◆ TASK PROMPT
Output the following data exactly.

(Component data from apps and pages)
+ + +

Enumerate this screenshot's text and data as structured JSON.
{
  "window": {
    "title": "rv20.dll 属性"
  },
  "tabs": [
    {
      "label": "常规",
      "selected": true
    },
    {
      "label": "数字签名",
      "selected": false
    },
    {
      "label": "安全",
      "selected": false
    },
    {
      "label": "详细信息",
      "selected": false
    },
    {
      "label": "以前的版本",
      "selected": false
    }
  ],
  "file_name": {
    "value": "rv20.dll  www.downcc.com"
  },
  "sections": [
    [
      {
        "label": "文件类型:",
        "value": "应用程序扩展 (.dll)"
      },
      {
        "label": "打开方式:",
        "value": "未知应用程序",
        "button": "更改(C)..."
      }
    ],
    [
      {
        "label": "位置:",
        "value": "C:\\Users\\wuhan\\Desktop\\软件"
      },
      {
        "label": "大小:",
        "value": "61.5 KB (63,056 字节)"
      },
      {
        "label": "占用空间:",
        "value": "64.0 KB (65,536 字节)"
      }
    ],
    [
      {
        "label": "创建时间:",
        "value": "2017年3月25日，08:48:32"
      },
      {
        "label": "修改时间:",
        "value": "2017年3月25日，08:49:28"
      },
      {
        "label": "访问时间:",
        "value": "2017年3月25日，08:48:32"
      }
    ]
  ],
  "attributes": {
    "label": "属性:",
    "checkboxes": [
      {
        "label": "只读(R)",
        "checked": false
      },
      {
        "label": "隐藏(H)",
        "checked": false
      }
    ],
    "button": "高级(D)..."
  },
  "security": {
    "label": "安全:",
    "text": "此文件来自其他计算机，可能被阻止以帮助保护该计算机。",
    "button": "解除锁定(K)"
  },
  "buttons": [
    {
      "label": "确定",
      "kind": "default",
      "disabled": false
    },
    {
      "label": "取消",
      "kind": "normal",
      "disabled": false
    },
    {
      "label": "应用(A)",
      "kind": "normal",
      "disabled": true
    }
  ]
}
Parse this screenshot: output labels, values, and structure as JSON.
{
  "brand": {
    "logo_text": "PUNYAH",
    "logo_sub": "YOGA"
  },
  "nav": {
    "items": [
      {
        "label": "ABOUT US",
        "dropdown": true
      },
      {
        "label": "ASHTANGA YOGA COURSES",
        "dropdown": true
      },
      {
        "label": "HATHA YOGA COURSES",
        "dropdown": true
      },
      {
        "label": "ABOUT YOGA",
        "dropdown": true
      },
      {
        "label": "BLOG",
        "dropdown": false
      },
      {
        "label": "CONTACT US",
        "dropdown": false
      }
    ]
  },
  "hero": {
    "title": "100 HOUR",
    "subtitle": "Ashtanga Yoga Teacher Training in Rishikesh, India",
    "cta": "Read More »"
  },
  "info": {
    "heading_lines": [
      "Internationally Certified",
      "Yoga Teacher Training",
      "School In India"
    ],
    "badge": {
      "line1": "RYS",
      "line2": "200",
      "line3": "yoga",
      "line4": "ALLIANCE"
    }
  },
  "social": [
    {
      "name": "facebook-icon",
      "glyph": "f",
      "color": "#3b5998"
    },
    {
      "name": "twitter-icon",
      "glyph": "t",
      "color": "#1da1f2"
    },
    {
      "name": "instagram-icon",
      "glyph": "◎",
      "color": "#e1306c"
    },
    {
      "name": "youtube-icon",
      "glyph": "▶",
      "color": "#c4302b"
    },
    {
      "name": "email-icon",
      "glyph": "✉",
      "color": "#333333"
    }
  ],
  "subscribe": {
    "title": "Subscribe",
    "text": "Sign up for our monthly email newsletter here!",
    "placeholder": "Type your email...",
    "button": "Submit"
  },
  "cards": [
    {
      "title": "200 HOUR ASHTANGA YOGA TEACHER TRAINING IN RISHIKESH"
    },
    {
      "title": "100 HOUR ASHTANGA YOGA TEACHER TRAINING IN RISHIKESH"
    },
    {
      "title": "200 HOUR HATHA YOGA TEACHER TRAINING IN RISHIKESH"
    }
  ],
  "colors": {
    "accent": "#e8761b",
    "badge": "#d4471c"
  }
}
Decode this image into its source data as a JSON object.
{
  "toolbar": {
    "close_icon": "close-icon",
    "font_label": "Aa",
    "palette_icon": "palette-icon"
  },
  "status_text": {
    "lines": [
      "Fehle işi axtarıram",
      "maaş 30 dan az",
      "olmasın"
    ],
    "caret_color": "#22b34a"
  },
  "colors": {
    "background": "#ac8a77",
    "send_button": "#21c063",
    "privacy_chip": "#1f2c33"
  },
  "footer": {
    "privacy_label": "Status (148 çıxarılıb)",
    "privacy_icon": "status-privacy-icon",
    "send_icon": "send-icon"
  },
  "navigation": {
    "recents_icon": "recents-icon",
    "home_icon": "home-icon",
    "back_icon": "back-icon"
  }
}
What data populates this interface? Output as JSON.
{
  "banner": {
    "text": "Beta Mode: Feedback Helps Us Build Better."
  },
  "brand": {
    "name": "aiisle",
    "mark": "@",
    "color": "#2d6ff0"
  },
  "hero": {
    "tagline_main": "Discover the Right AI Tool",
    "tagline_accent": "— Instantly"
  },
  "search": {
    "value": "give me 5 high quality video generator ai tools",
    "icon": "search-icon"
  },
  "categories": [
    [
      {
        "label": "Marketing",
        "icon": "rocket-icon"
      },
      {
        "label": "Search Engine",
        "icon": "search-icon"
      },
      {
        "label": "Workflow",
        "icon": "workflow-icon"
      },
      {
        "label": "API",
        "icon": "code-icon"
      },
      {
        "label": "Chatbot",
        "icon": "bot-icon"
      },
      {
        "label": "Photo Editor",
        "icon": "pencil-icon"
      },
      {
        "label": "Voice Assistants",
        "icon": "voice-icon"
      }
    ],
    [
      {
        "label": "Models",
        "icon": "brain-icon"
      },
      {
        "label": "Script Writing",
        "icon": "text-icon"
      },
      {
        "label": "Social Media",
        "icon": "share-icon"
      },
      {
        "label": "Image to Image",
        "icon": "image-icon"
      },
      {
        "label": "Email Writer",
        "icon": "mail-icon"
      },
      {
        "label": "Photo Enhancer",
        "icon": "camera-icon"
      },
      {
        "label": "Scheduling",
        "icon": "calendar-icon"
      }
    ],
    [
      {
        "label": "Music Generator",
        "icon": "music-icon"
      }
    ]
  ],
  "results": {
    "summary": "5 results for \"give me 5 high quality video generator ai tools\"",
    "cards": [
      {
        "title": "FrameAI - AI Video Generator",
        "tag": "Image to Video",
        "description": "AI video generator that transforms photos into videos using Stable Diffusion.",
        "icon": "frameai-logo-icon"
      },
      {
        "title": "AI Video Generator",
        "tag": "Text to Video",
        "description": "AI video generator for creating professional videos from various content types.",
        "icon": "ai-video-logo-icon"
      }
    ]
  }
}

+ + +

◆ RESPONSE
Enumerate this screenshot's text and data as structured JSON.
{
  "window": {
    "title": "rv20.dll 属性"
  },
  "tabs": [
    {
      "label": "常规",
      "selected": true
    },
    {
      "label": "数字签名",
      "selected": false
    },
    {
      "label": "安全",
      "selected": false
    },
    {
      "label": "详细信息",
      "selected": false
    },
    {
      "label": "以前的版本",
      "selected": false
    }
  ],
  "file_name": {
    "value": "rv20.dll  www.downcc.com"
  },
  "sections": [
    [
      {
        "label": "文件类型:",
        "value": "应用程序扩展 (.dll)"
      },
      {
        "label": "打开方式:",
        "value": "未知应用程序",
        "button": "更改(C)..."
      }
    ],
    [
      {
        "label": "位置:",
        "value": "C:\\Users\\wuhan\\Desktop\\软件"
      },
      {
        "label": "大小:",
        "value": "61.5 KB (63,056 字节)"
      },
      {
        "label": "占用空间:",
        "value": "64.0 KB (65,536 字节)"
      }
    ],
    [
      {
        "label": "创建时间:",
        "value": "2017年3月25日，08:48:32"
      },
      {
        "label": "修改时间:",
        "value": "2017年3月25日，08:49:28"
      },
      {
        "label": "访问时间:",
        "value": "2017年3月25日，08:48:32"
      }
    ]
  ],
  "attributes": {
    "label": "属性:",
    "checkboxes": [
      {
        "label": "只读(R)",
        "checked": false
      },
      {
        "label": "隐藏(H)",
        "checked": false
      }
    ],
    "button": "高级(D)..."
  },
  "security": {
    "label": "安全:",
    "text": "此文件来自其他计算机，可能被阻止以帮助保护该计算机。",
    "button": "解除锁定(K)"
  },
  "buttons": [
    {
      "label": "确定",
      "kind": "default",
      "disabled": false
    },
    {
      "label": "取消",
      "kind": "normal",
      "disabled": false
    },
    {
      "label": "应用(A)",
      "kind": "normal",
      "disabled": true
    }
  ]
}
Parse this screenshot: output labels, values, and structure as JSON.
{
  "brand": {
    "logo_text": "PUNYAH",
    "logo_sub": "YOGA"
  },
  "nav": {
    "items": [
      {
        "label": "ABOUT US",
        "dropdown": true
      },
      {
        "label": "ASHTANGA YOGA COURSES",
        "dropdown": true
      },
      {
        "label": "HATHA YOGA COURSES",
        "dropdown": true
      },
      {
        "label": "ABOUT YOGA",
        "dropdown": true
      },
      {
        "label": "BLOG",
        "dropdown": false
      },
      {
        "label": "CONTACT US",
        "dropdown": false
      }
    ]
  },
  "hero": {
    "title": "100 HOUR",
    "subtitle": "Ashtanga Yoga Teacher Training in Rishikesh, India",
    "cta": "Read More »"
  },
  "info": {
    "heading_lines": [
      "Internationally Certified",
      "Yoga Teacher Training",
      "School In India"
    ],
    "badge": {
      "line1": "RYS",
      "line2": "200",
      "line3": "yoga",
      "line4": "ALLIANCE"
    }
  },
  "social": [
    {
      "name": "facebook-icon",
      "glyph": "f",
      "color": "#3b5998"
    },
    {
      "name": "twitter-icon",
      "glyph": "t",
      "color": "#1da1f2"
    },
    {
      "name": "instagram-icon",
      "glyph": "◎",
      "color": "#e1306c"
    },
    {
      "name": "youtube-icon",
      "glyph": "▶",
      "color": "#c4302b"
    },
    {
      "name": "email-icon",
      "glyph": "✉",
      "color": "#333333"
    }
  ],
  "subscribe": {
    "title": "Subscribe",
    "text": "Sign up for our monthly email newsletter here!",
    "placeholder": "Type your email...",
    "button": "Submit"
  },
  "cards": [
    {
      "title": "200 HOUR ASHTANGA YOGA TEACHER TRAINING IN RISHIKESH"
    },
    {
      "title": "100 HOUR ASHTANGA YOGA TEACHER TRAINING IN RISHIKESH"
    },
    {
      "title": "200 HOUR HATHA YOGA TEACHER TRAINING IN RISHIKESH"
    }
  ],
  "colors": {
    "accent": "#e8761b",
    "badge": "#d4471c"
  }
}
Decode this image into its source data as a JSON object.
{
  "toolbar": {
    "close_icon": "close-icon",
    "font_label": "Aa",
    "palette_icon": "palette-icon"
  },
  "status_text": {
    "lines": [
      "Fehle işi axtarıram",
      "maaş 30 dan az",
      "olmasın"
    ],
    "caret_color": "#22b34a"
  },
  "colors": {
    "background": "#ac8a77",
    "send_button": "#21c063",
    "privacy_chip": "#1f2c33"
  },
  "footer": {
    "privacy_label": "Status (148 çıxarılıb)",
    "privacy_icon": "status-privacy-icon",
    "send_icon": "send-icon"
  },
  "navigation": {
    "recents_icon": "recents-icon",
    "home_icon": "home-icon",
    "back_icon": "back-icon"
  }
}
What data populates this interface? Output as JSON.
{
  "banner": {
    "text": "Beta Mode: Feedback Helps Us Build Better."
  },
  "brand": {
    "name": "aiisle",
    "mark": "@",
    "color": "#2d6ff0"
  },
  "hero": {
    "tagline_main": "Discover the Right AI Tool",
    "tagline_accent": "— Instantly"
  },
  "search": {
    "value": "give me 5 high quality video generator ai tools",
    "icon": "search-icon"
  },
  "categories": [
    [
      {
        "label": "Marketing",
        "icon": "rocket-icon"
      },
      {
        "label": "Search Engine",
        "icon": "search-icon"
      },
      {
        "label": "Workflow",
        "icon": "workflow-icon"
      },
      {
        "label": "API",
        "icon": "code-icon"
      },
      {
        "label": "Chatbot",
        "icon": "bot-icon"
      },
      {
        "label": "Photo Editor",
        "icon": "pencil-icon"
      },
      {
        "label": "Voice Assistants",
        "icon": "voice-icon"
      }
    ],
    [
      {
        "label": "Models",
        "icon": "brain-icon"
      },
      {
        "label": "Script Writing",
        "icon": "text-icon"
      },
      {
        "label": "Social Media",
        "icon": "share-icon"
      },
      {
        "label": "Image to Image",
        "icon": "image-icon"
      },
      {
        "label": "Email Writer",
        "icon": "mail-icon"
      },
      {
        "label": "Photo Enhancer",
        "icon": "camera-icon"
      },
      {
        "label": "Scheduling",
        "icon": "calendar-icon"
      }
    ],
    [
      {
        "label": "Music Generator",
        "icon": "music-icon"
      }
    ]
  ],
  "results": {
    "summary": "5 results for \"give me 5 high quality video generator ai tools\"",
    "cards": [
      {
        "title": "FrameAI - AI Video Generator",
        "tag": "Image to Video",
        "description": "AI video generator that transforms photos into videos using Stable Diffusion.",
        "icon": "frameai-logo-icon"
      },
      {
        "title": "AI Video Generator",
        "tag": "Text to Video",
        "description": "AI video generator for creating professional videos from various content types.",
        "icon": "ai-video-logo-icon"
      }
    ]
  }
}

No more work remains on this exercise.